IF THE BATTLE FOR THE 14TH IS SHAPING up as the machine's struggle to survive, then the flip side of that dynamic is the raft of truly independent candidates seeking to knock off those designated by the district's old guard. Best-known among them is 1995 campaign upstart Alvin Parra, who garnered more than 40 percent of the district vote against Alatorre the last time around, despite being heavily outspent.
Understandably, Parra takes all the credit he can for showing Alatorre's political vulnerability long before scandal and a federal investigation led the councilman to retire.
"I am the only person who actually had the courage to run against Richard Alatorre four years ago, which makes me stand out from all the candidates," says Parra, 30, president of the L.A. County Commission on Business Licenses. "Having run against Mr. Alatorre four years ago demonstrates my lifelong commitment to my community."
Another candidate deemed to have a longshot chance of surprising the pundits on the strength of a refreshing grassroots campaigns is Cathy Molina, considered by some insiders to be the strongest of three women in the field.
Molina, who almost single-handedly persuaded the city to build a new Little League ballpark near Dodger Stadium, battled Alatorre for much of the past year over a permit for another youth baseball field in Highland Park. Alatorre wanted the park to go to a Little League program in Eagle Rock. Ultimately, with pressure from the community and Little League's own international office, Alatorre backed down.

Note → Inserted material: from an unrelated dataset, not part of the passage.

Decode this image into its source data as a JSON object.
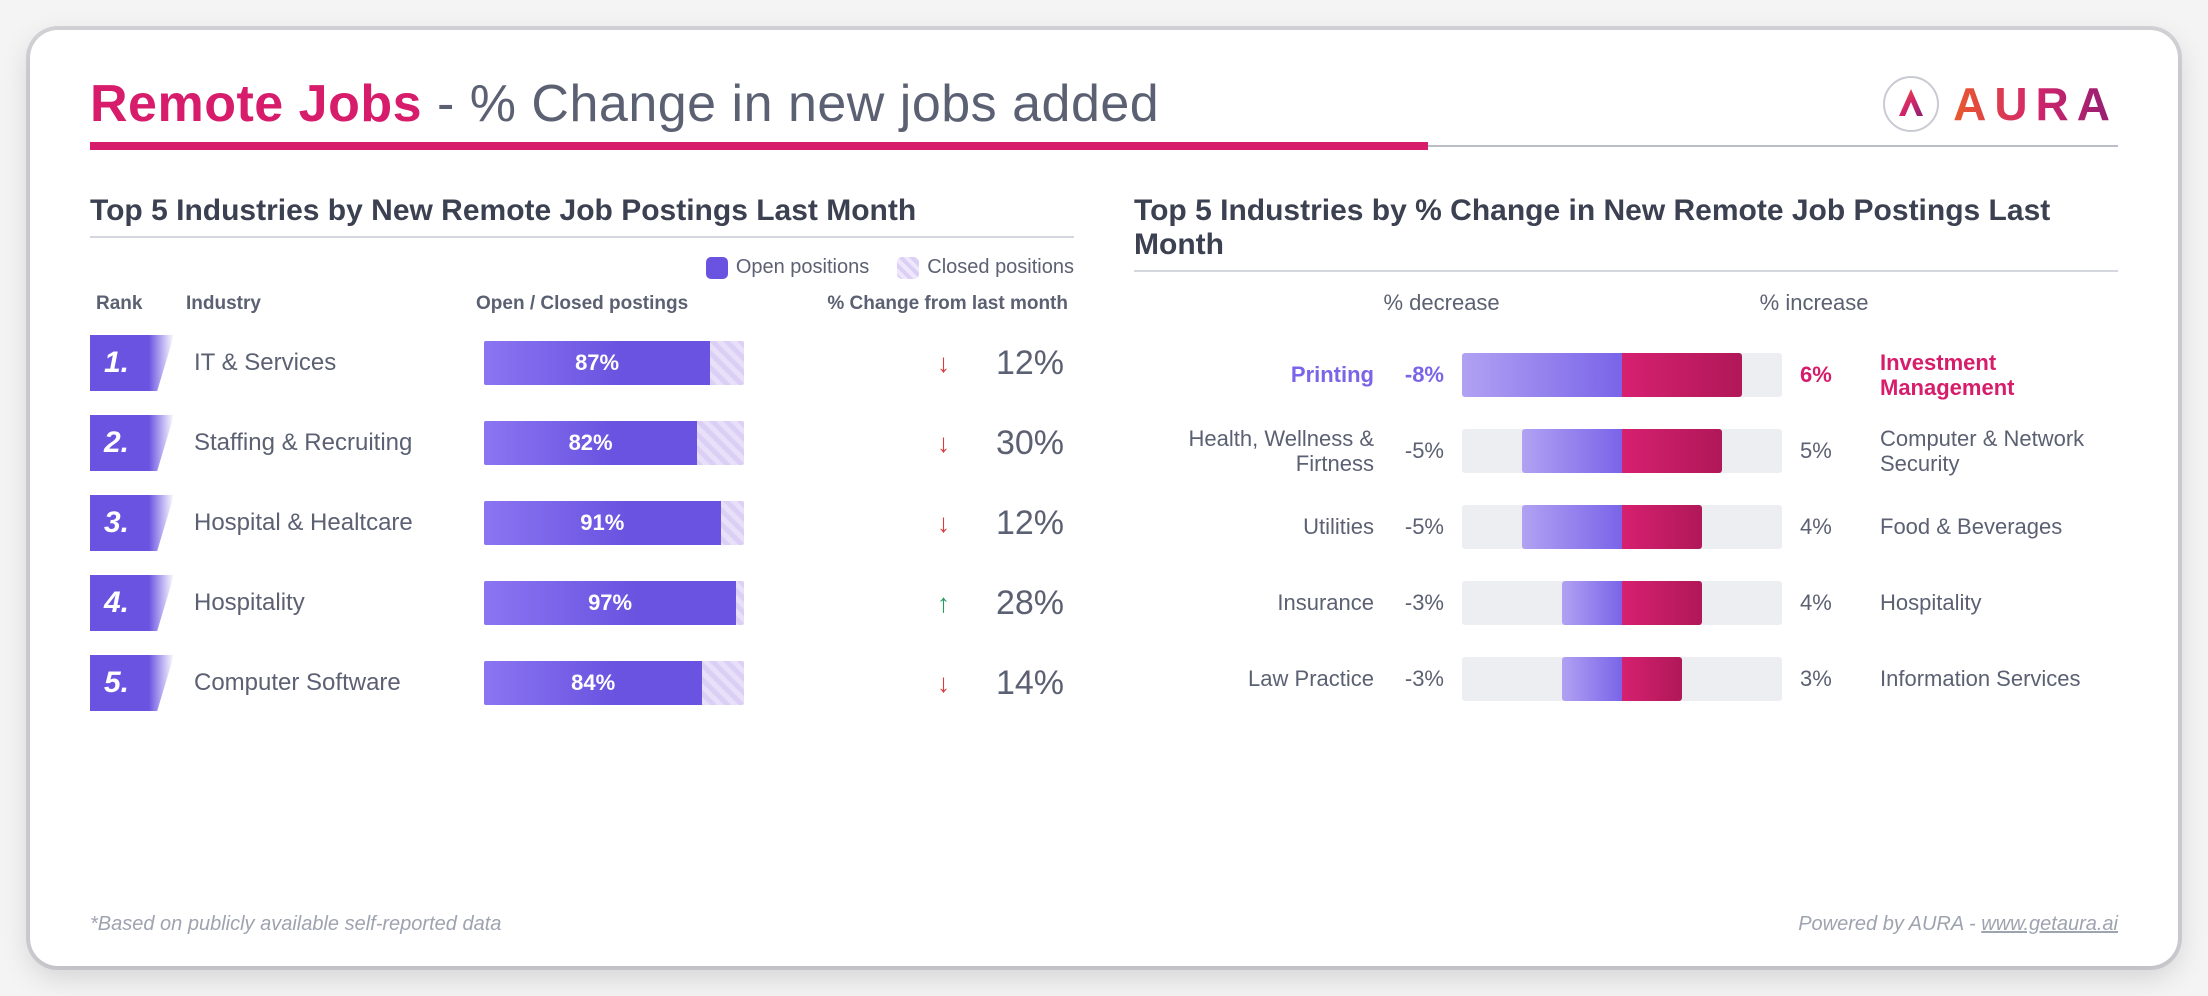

"What we did was to show that you can beat City Hall," says Molina, who operates the Los Angeles office of the California Bar Association. "That's the kind of attitude, perseverance and community spirit that I can bring to this council office."
Juan José Gutiérrez espouses the same brand of politics-of-action, as opposed to politics-by-connection. Gutiérrez is a founder of One-Stop Immigration, an activist organization that provides services to legal and undocumented immigrants. Gutiérrez was also instrumental in organizing the controversial 1994 march against the anti-immigrant Proposition 187, a mass demonstration whose sheer size showed off the growing political strength of Latino L.A., but whose militant tone -- marked by dozens of Mexican banners -- may have clinched the ballot measure's success.
YET WHILE ALATORRE'S DRAMATIC FALL from grace has opened the door to a democratic free-for-all, the large number of candidates has fostered a desperate scramble for endorsements, campaign dollars and whatever political edge an aspiring council member can muster. Indeed, Nick Pacheco -- a candidate with broad connections and deep pockets -- sees betrayal, and not grassroots democracy, as the early hallmark of this campaign. In particular, Pacheco contends that he was victimized in an apparent double-cross by Victor Griego, who first worked on Pacheco's campaign and then bolted.